Besides being a kind of petri dish for autumnal colds and a terrible backpacking vacation for political journalists, the conferences have three main objectives: to raise funds for the party coffers, to encourage activists to go out and to campaign and, finally, to capitalize on the media. coverage by spreading your party’s message.

If you’re a politician like me, party conference season can be very consuming. Who is standing? Who’s down? Whose speech has it collapsed? Who said something outrageous to a reporter after too many glasses of wine at a late-night sideline meeting?

Conference season is basically like Glastonbury for politicians, but the toilets aren’t that bad.

However, conferences can only be considered a success if your party’s main message reaches voters.

It would be fair to say that the Conservative Party Conference in Birmingham this week was a total car accident. I lost count of the number of blunders, squabbles and U-turns that occurred in Brum.

In reality, the Tory conference was always going to be tough after the UK government served up a not-so-mini budget, which turned out to be as popular as a pickle on a McDonald’s cheeseburger.

If you’ve been following the media coverage of the budget statement, the most criticized decision was to cut the top tax rate from 45p a pound to 40p. This would have resulted in a millionaire receiving a £55,000 income tax cut. Such a move would have cost the UK Treasury around £2bn in total.

My own opposition to the tax cut for the highest earners was not just the fact that the Treasury could have spent the £2billion to help fund hospitals, schools and councils better.

Basically, it was the political symbolism of Tories doing what Tories do best – packing the nests of their wealthy friends and donors while Joe Public here at home in Glasgow tries to get by on just two hot meals each day instead of three.
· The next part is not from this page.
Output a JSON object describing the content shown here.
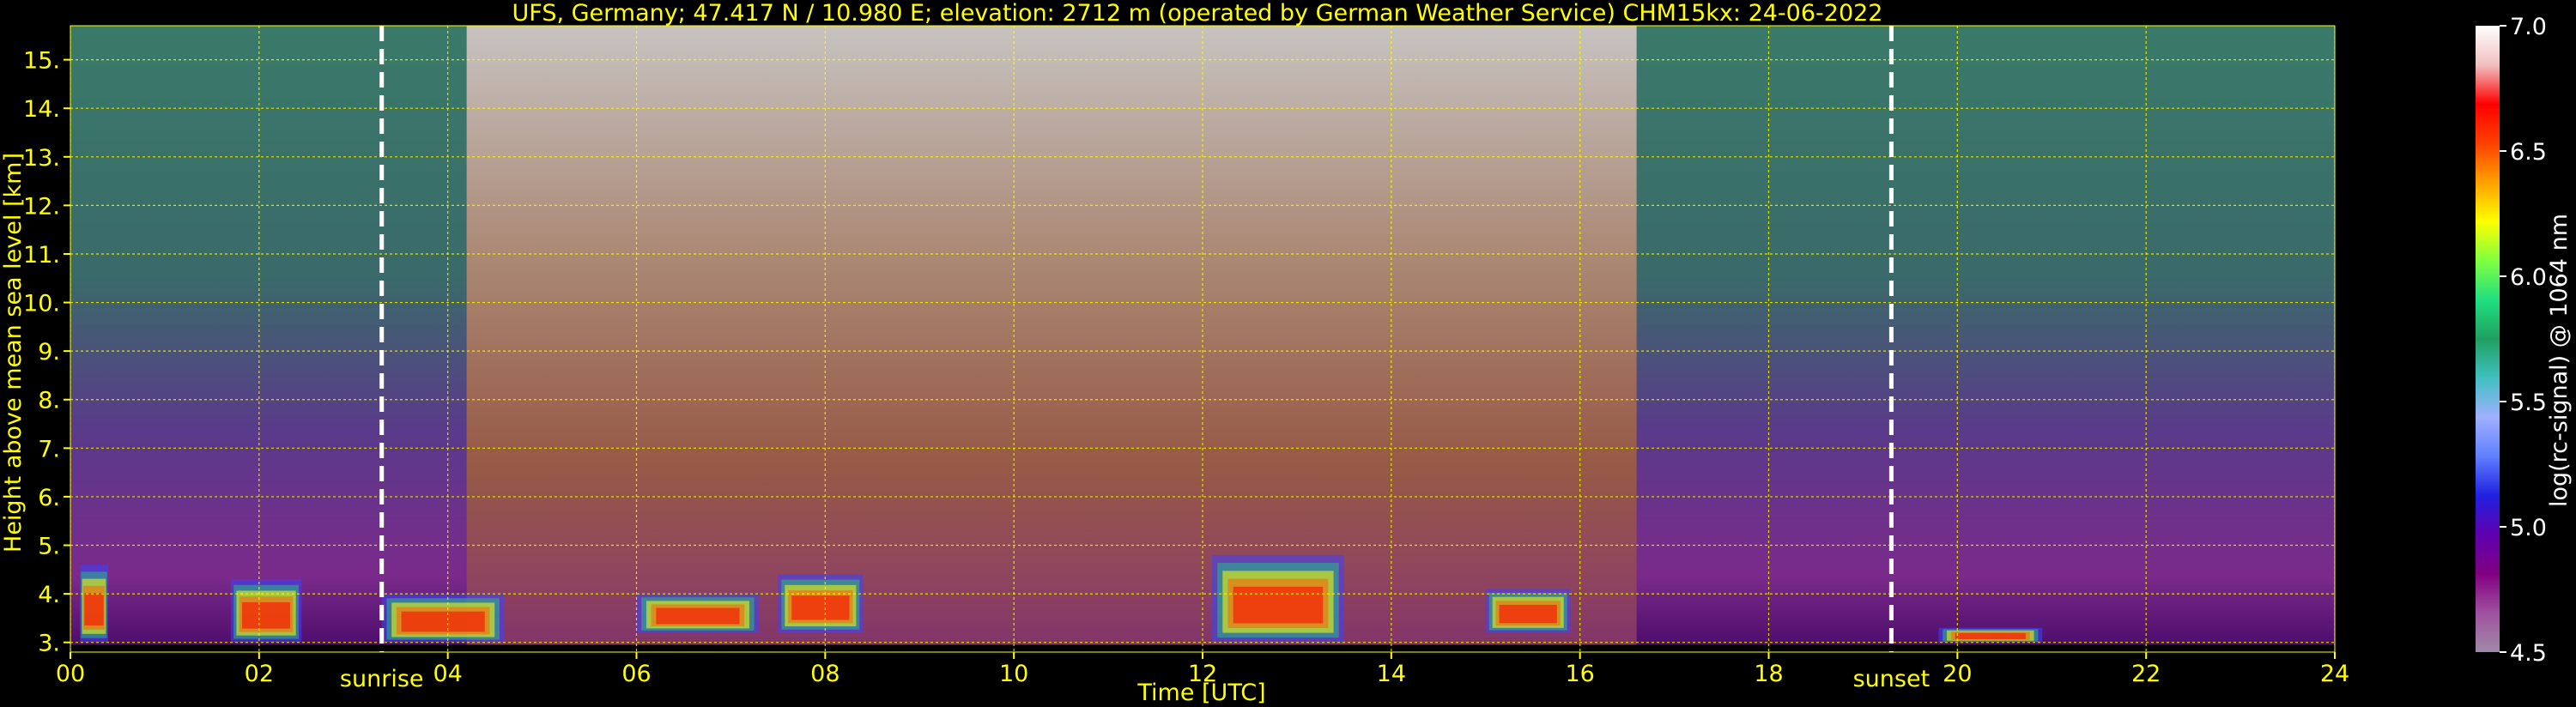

After a rather disastrous press tour on Sunday morning, the Prime Minister and the Chancellor finally decided to abandon their plan to reduce income tax for the wealthiest in society. They concluded that the 45p tax cut diverted attention from their conference message to all the other wonderful things in their tax plan.

So what were they? Lift the cap on bankers’ bonuses, cut corporation tax for big business and reduce stamp duty on properties by up to nearly half a million pounds. Hardly the big answers to the cost of living crisis we face as Glasgowians.

Bundling the tax cut at the higher rate was the right thing to do. However, this only saves £2 billion.

What concerns me the most is the plan to reduce corporate tax from 25% to 19%. It would cost around £18bn, which is far more than the Scottish government spends on the National Health Service in a single year.

The UK government says the reduction in corporation tax will help encourage businesses to set up shop here in the British Isles.

The big problem is that our close neighbour, the Republic of Ireland, already has a corporate tax rate of 12.5%, so there is no point in racing to the bottom on corporate tax cuts. businesses.

Of course, the other attraction for businesses locating in Ireland is that it is a full member of the European Union.

The UK government’s disastrous mini-budget has highlighted why so many have given up on Westminster and are now looking to Scottish independence as the only way to create a fair, just and more equal economy.

So if party conferences are an opportunity to get a message across to the electorate, then the message from the Tories this week comes through loud and clear: Scotland, you need independence because Truss and the Tories are determined to destroy the economy.